A prominent local media executive fired from Yahoo last year has filed a lawsuit accusing CEO Marissa Mayer of leading a campaign to purge male employees.
“Mayer encouraged and fostered the use of (an employee performance-rating system) to accommodate management’s subjective biases and personal opinions, to the detriment of Yahoo’s male employees,” said the suit by Scott Ard filed this week in federal district court in San Jose.
Ard, who worked for Yahoo for three-and-a-half years until January 2015, is now editor in chief of the Silicon Valley Business Journal. His lawsuit also claims that Yahoo illegally fired large numbers of workers ousted under a performance-rating system imposed by Mayer. That allegation was not tied to gender.
Yahoo spokeswoman Carolyn Clark said Yahoo couldn’t comment on pending litigation, but she defended the firm’s performance-review process, which she said was guided by “fairness.”
“Our performance review process was developed to allow employees at all levels of the company to receive meaningful, regular, and actionable feedback from others,” Clark said. “We believe this process allows our team to develop and do their best work. Our performance review process also allows for high performers to engage in increasingly larger opportunities at our company, as well as for low performers to be transitioned out.”
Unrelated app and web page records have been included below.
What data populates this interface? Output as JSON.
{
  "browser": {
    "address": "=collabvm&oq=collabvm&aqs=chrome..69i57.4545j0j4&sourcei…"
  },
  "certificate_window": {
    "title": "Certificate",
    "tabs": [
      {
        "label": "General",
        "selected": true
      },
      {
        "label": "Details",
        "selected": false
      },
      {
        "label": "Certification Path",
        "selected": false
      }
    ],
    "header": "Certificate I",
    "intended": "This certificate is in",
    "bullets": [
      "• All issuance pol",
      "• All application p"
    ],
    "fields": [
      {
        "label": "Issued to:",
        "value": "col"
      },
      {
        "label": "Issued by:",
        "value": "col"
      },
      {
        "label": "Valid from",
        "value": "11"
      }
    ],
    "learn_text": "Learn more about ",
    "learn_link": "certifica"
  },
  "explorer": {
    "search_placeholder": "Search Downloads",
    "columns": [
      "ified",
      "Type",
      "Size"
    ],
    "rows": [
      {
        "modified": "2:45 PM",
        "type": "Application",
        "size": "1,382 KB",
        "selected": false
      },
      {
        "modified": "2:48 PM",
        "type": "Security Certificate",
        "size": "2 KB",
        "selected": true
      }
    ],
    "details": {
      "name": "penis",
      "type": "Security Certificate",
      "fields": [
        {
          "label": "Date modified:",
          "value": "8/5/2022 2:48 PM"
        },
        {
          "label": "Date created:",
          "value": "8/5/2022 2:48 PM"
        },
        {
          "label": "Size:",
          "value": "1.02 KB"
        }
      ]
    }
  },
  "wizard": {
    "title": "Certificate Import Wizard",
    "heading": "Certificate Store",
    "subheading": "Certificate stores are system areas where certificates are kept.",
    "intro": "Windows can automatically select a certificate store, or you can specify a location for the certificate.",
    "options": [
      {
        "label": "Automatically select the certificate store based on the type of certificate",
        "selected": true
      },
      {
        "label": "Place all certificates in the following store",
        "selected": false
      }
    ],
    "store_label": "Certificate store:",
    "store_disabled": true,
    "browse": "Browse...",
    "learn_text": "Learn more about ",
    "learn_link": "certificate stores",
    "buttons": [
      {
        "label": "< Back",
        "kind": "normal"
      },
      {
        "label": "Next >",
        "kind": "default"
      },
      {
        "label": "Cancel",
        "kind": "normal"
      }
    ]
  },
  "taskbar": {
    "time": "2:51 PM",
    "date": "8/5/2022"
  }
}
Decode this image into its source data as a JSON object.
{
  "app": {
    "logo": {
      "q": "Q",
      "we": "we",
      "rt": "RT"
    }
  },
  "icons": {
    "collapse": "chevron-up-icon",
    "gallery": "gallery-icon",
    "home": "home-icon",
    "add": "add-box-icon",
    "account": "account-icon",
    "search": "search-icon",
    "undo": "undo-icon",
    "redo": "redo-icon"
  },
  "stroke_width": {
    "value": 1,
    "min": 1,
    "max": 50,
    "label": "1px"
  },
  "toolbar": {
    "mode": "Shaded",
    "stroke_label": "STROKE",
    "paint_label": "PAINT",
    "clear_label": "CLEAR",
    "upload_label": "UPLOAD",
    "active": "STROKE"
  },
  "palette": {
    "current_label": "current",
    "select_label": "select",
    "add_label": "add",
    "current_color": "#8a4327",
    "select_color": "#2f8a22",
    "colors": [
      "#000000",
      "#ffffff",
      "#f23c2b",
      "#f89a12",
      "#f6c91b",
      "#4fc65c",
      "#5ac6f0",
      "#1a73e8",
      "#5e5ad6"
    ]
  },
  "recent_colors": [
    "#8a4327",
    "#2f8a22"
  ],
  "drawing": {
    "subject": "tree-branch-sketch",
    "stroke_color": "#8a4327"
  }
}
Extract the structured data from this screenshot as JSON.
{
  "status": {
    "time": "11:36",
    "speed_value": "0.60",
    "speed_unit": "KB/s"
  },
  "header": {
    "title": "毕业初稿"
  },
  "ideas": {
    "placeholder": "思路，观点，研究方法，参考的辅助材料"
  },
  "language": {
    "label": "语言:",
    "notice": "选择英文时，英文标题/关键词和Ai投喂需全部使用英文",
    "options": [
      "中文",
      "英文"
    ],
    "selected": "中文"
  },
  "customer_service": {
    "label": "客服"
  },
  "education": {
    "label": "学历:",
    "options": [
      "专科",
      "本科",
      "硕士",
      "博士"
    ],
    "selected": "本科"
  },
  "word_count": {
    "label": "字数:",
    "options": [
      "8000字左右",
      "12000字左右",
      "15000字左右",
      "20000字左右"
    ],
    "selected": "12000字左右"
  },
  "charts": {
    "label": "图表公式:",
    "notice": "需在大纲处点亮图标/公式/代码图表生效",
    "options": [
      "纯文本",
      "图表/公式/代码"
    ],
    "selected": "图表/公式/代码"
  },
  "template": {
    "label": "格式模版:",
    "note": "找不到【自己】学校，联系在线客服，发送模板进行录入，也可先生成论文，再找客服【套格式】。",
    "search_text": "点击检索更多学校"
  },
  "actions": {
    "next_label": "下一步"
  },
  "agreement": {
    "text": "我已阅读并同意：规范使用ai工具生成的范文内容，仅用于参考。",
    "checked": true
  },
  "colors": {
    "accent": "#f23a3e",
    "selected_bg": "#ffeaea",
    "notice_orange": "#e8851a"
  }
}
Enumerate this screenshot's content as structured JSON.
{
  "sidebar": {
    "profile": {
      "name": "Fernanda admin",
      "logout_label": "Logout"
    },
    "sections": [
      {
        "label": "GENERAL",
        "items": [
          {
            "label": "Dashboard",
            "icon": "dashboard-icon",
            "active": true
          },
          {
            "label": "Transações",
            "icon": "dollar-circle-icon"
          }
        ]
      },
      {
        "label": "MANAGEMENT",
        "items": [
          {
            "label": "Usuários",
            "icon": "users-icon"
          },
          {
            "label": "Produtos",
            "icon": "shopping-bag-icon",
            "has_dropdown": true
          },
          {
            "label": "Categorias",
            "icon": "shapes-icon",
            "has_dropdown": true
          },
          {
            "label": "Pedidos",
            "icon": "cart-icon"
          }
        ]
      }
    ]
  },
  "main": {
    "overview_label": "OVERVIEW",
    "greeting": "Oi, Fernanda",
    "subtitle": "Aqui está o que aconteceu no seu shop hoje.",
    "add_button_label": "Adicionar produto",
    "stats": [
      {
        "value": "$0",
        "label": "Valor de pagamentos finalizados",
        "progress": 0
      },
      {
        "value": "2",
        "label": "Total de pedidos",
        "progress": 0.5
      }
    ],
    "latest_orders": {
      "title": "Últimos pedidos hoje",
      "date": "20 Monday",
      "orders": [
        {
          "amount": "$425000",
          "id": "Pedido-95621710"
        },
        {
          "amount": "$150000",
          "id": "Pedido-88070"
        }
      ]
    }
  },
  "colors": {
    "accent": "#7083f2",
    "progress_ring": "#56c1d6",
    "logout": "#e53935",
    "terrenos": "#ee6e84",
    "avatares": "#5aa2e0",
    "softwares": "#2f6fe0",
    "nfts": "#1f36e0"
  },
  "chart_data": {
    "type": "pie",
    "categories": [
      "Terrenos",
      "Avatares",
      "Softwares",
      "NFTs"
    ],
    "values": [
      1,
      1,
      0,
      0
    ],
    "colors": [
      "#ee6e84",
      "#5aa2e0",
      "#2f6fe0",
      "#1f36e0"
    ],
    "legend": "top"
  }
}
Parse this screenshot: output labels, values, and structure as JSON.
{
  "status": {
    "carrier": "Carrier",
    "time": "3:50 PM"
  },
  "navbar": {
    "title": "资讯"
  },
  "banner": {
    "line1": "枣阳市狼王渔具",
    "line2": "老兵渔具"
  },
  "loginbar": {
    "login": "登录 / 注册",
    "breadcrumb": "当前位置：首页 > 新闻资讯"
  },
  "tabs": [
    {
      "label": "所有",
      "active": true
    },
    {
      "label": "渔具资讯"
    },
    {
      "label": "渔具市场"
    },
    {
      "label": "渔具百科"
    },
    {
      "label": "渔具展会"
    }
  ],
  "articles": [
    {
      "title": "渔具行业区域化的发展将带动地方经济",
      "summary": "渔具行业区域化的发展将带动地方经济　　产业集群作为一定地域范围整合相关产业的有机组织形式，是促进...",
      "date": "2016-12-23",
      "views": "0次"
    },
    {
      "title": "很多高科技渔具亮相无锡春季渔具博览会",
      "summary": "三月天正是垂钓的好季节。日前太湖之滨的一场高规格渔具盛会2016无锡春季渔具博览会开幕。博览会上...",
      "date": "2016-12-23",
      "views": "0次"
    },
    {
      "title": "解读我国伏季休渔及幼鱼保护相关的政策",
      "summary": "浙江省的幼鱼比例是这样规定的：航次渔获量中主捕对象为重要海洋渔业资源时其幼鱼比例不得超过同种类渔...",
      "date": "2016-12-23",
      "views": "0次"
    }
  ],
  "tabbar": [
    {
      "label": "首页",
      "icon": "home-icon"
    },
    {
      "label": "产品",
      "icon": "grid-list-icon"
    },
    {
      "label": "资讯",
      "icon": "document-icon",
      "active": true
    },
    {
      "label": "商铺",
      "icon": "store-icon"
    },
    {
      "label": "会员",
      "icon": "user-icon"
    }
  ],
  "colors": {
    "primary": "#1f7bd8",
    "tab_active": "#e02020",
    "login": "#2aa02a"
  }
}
In addition to Mayer, two other female executives, former vice-president of news Megan Liberman and former chief marketing officer Kathy Savitt, are accused in the lawsuit of discriminating on the basis of gender.
“When Savitt began at Yahoo the top managers reporting to her … including the chief editors of the verticals and magazines were less than 20 percent female. Within a year and a half those top managers were more than 80 percent female,” the lawsuit said. “Savitt has publicly expressed support for increasing the number of women in media and has intentionally hired and promoted women because of their gender, while terminating, demoting or laying off male employees because of their gender.
“Of the approximately 16 senior-level editorial employees hired or promoted by Savitt … in approximately an 18-month period, 14 of them, or 87 percent, were female.” the lawsuit said.
Ard, hired at Yahoo in 2011, said in the suit that until Savitt and Liberman took over management of the firm’s media section in early 2014, he had received performance reviews and stock options reflecting “fully satisfactory” work. But in June 2014, Liberman told him that his role as head of editorial programming for Yahoo’s home page was being given to a woman Liberman had recently hired, the suit said.
Then in January 2015, during a performance review phone call, Liberman told Ard he was fired, effective that day, because “his performance was not satisfactory.”
“Liberman stated that she was terminating (Ard) because she had not received a requested breakdown of (his) duties. (Ard) had already provided that very information as requested, however, and reminded Liberman that he had done so,” the lawsuit said. “Liberman’s excuse for terminating (Ard) was a pretext.”
Right after the call, Ard requested a copy of his performance review and said he wanted to appeal his firing, the suit said. “Both requests were denied and (Ard) was ordered to turn in his laptop and depart the premises immediately.”
Ard’s suit also takes aim at the performance-review process he said Mayer imposed. The process allowed high-level managers to arbitrarily change scores of employees they had no contact with, and it “permitted and encouraged discrimination based on gender or any other personal bias held by management.”
Liberman, he said, once “unilaterally lowered” the scores of three men whose performance Ard had evaluated, while she maintained the scores of two women.
Yahoo’s use of this review system to fire many workers individually in a short time period broke the U.S. and California WARN acts, which mandate advance notification of mass layoffs, the suit alleged. “Marissa Mayer became CEO on a wave of optimism and then engaged in a sleight of hand to terminate large numbers of employees without announcing a single layoff,” the suit said.
Yahoo’s diversity reports indicate that the percentage of women in leadership positions at the company rose slightly to 24 percent in 2015 from 23 percent in 2014.